After reading this article about a new children’s book called “My Beautiful Mommy”, I was itching to find my trusty soapbox and climb on up. First of all, I had a visceral reaction to the illustrations. The post-op picture of a “Barbie like” mommy standing there, twinkly stars all around her while her daughter looks on in awe, well… gag gag gag. I was grossed out. In the name of all that we know about The Beauty Myth, what the hell are we trying to teach our children about our bodies for cripes sakes?
But then I stopped, took a deep breath and reminded myself how I am actually totally cool with plastic surgery. I get it. Women have every right in the world to opt for it. If the size of your breasts (too big or too small) have made you unbearably self conscious, if your post partum belly has made you scream in horror at the mere sight of your bathing suit, if there is a part of your body that has practically driven you to avoid every mirror you encounter and surgery is an option for you, then go for it. It’s your body, you have every right in the world. Find yourself, figure out how to love yourself and be well.
However, it’s not the plastic surgery I have an issue with here. It’s the focus on beauty and its relevance to a child. I don’t think this book should be about making mommy “beautiful” per se. Rather, this should be about making mommy feel happy again with herself. Children honestly don’t care about beautiful mommies, but they DO care about happy mommies. Children love their mommy because they’re mommy, not because their breasts are now perky “c” cups. In fact, chances are, your child may not want you to change at all and the idea of surgery changing you physically in any way is an extremely frightening concept. Plastic surgery is about making the mom feel good about herself – and then her child will respond to that happiness, not her actual “beauty”.

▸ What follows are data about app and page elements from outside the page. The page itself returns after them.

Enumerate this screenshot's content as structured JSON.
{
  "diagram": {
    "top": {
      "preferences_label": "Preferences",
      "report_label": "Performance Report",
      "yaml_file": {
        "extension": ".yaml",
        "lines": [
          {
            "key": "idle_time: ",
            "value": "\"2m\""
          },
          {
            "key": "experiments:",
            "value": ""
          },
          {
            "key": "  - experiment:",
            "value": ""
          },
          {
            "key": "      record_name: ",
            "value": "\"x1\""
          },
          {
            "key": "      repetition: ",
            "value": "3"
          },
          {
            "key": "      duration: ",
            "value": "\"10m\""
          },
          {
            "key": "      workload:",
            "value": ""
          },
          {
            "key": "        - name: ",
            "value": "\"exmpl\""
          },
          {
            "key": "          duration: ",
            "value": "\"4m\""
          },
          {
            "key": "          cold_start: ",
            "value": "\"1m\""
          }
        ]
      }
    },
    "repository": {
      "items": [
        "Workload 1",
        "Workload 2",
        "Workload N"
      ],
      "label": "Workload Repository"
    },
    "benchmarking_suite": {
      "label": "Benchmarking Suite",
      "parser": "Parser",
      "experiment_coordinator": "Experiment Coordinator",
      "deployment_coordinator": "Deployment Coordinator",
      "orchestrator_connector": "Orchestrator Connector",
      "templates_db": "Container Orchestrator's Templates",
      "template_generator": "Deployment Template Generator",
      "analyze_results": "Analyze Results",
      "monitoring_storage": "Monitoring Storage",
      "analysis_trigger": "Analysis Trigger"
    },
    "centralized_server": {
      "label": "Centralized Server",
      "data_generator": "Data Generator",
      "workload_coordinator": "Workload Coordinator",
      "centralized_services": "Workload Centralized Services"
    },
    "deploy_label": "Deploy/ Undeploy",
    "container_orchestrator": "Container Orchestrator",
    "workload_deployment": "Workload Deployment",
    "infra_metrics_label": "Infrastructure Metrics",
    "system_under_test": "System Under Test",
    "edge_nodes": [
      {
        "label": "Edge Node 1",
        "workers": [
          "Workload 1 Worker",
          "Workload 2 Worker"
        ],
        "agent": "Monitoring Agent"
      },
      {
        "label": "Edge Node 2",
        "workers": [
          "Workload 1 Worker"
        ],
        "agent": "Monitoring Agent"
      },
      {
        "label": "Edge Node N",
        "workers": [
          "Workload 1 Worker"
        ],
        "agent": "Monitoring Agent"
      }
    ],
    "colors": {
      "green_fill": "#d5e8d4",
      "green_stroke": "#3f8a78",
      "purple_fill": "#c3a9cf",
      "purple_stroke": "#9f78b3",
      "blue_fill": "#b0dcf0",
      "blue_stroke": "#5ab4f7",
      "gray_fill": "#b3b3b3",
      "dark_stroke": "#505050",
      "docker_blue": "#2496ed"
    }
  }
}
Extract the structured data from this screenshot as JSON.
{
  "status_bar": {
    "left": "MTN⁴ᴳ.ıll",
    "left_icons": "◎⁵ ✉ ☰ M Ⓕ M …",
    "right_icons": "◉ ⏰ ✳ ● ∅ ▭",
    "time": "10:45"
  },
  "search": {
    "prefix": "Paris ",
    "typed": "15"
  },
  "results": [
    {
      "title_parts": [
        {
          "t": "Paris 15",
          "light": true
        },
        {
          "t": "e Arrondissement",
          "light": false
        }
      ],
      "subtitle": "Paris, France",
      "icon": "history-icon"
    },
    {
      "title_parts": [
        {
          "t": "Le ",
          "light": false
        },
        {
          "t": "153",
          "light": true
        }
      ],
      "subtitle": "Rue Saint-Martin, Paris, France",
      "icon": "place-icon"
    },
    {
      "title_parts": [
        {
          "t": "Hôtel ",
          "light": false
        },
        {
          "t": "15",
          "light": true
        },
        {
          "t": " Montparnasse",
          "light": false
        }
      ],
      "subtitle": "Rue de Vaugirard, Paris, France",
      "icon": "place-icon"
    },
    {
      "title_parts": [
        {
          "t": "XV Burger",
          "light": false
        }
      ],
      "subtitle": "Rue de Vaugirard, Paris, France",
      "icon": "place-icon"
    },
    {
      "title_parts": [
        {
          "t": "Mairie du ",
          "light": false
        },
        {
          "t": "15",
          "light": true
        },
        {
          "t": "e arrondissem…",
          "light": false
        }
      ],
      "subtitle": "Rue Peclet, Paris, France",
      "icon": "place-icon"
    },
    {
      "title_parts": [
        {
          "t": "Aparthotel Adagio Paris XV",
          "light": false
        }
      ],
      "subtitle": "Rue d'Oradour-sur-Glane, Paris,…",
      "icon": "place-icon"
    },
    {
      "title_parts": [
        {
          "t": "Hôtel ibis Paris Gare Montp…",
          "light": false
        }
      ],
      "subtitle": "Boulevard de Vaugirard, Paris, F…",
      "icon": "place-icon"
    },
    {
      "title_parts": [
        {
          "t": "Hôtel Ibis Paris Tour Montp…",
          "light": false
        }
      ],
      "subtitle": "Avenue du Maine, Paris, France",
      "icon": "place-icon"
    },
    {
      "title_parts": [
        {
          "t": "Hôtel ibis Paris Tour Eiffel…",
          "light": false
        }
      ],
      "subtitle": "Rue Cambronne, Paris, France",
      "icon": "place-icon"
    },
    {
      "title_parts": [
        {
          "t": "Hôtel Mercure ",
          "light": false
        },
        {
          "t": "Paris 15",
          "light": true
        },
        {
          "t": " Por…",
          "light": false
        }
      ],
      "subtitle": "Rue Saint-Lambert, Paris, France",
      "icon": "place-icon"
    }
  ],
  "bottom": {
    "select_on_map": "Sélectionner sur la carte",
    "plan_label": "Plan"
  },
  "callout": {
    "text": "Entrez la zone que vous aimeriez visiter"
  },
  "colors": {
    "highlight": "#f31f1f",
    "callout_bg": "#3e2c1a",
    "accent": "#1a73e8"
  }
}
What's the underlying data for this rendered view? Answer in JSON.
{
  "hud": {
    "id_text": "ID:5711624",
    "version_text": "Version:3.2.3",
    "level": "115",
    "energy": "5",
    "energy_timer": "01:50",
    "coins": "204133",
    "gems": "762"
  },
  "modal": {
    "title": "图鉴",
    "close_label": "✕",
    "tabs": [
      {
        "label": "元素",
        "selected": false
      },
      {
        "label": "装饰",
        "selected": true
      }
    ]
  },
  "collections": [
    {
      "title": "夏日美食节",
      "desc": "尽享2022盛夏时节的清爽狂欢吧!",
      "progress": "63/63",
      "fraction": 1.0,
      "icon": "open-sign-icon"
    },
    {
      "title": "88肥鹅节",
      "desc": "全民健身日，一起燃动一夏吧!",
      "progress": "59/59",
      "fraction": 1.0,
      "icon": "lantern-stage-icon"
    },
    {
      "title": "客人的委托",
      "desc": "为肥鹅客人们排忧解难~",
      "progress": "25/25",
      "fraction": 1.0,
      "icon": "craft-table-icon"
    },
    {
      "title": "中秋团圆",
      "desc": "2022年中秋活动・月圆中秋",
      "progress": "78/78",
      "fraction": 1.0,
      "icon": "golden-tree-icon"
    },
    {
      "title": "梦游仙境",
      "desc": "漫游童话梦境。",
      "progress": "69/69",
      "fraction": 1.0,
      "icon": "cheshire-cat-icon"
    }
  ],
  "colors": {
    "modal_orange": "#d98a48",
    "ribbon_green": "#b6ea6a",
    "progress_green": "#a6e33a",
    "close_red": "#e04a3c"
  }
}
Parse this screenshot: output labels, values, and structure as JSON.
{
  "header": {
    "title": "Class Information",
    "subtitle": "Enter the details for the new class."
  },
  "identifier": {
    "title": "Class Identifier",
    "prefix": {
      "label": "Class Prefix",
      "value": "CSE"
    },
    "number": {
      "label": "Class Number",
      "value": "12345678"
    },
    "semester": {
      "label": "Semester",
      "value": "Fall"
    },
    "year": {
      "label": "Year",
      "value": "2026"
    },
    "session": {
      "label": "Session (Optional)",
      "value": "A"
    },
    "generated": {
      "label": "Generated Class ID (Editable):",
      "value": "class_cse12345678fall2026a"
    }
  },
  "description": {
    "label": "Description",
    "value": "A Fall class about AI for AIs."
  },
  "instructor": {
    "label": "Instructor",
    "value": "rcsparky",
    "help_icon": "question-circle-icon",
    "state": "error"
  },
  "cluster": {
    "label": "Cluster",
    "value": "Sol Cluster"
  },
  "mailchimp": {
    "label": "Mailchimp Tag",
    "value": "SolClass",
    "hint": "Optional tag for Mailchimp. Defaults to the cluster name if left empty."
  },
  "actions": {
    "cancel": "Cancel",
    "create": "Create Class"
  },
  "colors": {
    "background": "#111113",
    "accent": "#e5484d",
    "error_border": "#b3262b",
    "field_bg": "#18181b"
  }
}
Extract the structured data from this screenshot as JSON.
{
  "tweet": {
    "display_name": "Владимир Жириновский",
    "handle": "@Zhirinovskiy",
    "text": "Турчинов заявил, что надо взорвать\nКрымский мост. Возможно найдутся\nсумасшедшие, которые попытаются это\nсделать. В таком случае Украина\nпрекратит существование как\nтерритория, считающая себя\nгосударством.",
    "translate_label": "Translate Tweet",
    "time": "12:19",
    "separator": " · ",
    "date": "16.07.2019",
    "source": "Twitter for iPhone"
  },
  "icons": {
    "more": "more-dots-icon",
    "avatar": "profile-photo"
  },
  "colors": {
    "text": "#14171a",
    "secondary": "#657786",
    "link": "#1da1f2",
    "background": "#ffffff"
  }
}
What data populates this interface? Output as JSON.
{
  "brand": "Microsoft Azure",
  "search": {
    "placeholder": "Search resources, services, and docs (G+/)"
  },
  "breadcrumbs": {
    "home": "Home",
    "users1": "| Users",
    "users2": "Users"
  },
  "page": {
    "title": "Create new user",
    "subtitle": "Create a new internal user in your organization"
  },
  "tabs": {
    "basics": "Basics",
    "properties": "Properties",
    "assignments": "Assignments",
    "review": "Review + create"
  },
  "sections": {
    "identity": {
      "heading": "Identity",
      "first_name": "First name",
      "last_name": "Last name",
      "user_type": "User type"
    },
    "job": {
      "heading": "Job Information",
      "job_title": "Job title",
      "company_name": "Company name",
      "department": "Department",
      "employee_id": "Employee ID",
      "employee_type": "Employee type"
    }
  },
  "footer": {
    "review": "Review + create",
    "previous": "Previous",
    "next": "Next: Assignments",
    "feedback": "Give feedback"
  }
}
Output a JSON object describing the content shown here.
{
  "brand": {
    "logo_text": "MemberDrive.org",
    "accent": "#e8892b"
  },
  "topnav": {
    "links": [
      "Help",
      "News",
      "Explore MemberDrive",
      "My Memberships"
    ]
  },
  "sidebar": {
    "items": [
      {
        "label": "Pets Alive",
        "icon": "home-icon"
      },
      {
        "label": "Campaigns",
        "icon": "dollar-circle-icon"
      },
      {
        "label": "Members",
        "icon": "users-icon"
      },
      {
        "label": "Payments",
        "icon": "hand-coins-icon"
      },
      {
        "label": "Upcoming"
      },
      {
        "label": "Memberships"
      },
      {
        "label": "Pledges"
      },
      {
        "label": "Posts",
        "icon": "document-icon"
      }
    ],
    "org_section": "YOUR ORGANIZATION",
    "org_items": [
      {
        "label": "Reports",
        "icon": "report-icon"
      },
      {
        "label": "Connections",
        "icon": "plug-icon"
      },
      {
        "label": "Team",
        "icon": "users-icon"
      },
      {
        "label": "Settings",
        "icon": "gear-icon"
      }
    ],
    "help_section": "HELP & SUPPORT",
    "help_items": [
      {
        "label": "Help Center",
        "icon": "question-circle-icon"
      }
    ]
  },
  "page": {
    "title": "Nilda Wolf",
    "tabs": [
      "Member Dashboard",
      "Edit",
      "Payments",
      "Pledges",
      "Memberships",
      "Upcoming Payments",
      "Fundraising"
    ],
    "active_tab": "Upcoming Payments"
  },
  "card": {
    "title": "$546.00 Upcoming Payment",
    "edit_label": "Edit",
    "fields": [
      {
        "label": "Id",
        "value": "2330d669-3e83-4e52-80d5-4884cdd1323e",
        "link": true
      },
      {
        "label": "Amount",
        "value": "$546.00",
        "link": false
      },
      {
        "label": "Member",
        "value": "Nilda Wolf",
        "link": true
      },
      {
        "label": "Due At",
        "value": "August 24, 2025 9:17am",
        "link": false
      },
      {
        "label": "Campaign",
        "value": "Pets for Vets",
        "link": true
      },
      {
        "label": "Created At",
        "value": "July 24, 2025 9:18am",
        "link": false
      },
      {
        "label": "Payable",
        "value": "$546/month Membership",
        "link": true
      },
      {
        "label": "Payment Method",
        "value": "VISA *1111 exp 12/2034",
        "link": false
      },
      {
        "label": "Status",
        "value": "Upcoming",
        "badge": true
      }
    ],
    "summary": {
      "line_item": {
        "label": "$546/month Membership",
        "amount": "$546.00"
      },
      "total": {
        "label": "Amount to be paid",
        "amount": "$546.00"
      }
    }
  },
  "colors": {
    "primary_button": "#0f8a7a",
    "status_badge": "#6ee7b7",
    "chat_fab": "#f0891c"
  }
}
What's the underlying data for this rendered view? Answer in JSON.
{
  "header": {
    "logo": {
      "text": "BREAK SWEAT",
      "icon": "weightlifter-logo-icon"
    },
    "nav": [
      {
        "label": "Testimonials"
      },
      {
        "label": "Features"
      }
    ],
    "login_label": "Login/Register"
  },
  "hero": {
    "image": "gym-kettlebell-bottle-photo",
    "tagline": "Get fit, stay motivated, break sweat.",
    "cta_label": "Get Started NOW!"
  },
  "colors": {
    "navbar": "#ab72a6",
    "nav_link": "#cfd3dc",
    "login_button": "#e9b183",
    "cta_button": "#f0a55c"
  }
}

So, can we call the editor? I obviously have some changes to make to “My Beautiful Mommy”. I am sure they won’t mind, right? Here’s what I would do. First of all, this book needs to clearly reflect the child’s point of view. And as we look through a child’s eyes at the prospect of her mother going through plastic surgery, I would argue a child will immediately react to two issues:
· How their mother feels: first, their mother is sad about her body, then she is in pain from surgery, and finally she is happier about herself.
· How their mother will look but not actually change: their mommy will have bandages, and then will look a little different, but that child needs assurance that she will be the same loving mommy she has always been.
So how would I address these issues? Let me give you an outline:
1) First and foremost, the book should state that we are born with wonderful, unique and dynamic bodies.
2) However, sometimes mommies can feel sad about their bodies. Each mother reading this book may explain how they feel in more detail if they think it’s appropriate.
3) Surgery should be explained as the final option and not an easy choice to make for any woman.
4) It is very important to discuss that their mommy will be in pain but she will get better. The bandages and pain will frighten children a great deal and they need to be assured mommy will be heal and she will be back to their usual routines soon.
5) Finally, once mommy has recovered, she will be happier and her child can be happy for her too. Does she look a little different? Ask them how she looks different. Explain that mommy has changed a little bit but she is still the same mommy.
When the mother and child close that book, it should be understood that while the mother may feel more beautiful, her child won’t see that. Her child will see she is happy and that’s what counts. The child should also feel comfort knowing that not only is mommy happier, but she is still the same mommy and loves her in exactly the same way as she did before.
Oh and how could I forget? Please. Those illustrations. (Excuse me as I am overcome with another bought of nausea.) I highly doubt any woman recovering from a tummy tuck will have the “wasp” thin waist this cartoon does. No Honey, Mommy won’t look like Cinderella when surgery is over. And no stars will twinkle or butterflies will flutter about her when those bandages come off. Plastic surgery is not Disneyworld and it disgusts me that these pictures even slightly allude to that. And did you see the muscle-bound “superhero” plastic surgeon? Oh don’t even get me STARTED on what that implies to me. I promise, I won’t digress any further. But ew.
Now that I have that off my chest, I do need to address one final point. There is no doubt that plastic surgery is becoming more accepted, common and affordable. I will support the “idea” of this book in that we need to be ready to address the choice and realities of plastic surgery with our children. But I will make one final plea to all parents: let’s do everything we can to give our children the ability to carefully mine out and treasure their own inner beauty. Let’s do everything we can to allow them to grow into happy confident adults who, with some luck and love, may never have to consider plastic surgery. It’s a lot to ask (we all know that, as I write this, soccer moms are promising breast augmentations to their daughters this June for high school graduations all over America)… but we can certainly try. And I don’t know about you but I am going to be dusting off “The Ugly Duckling” and reading that golden oldie to my sons tonight. They might not quite get its moral quite yet, but it will make this mommy happy – and THAT they get.
A postscript: Obviously, we are assuming in my edited version of “My Beautiful Mommy” that this mom will have done some work on the inside to resolve any body images issues as best as she can and is emotionally sound and ready for the physical change. We are assuming that no mother would think plastic surgery is a quick fix to any body image issues. That being said, then we can assume a post-op mommy would be a happy mommy and a happy mommy is a good mommy.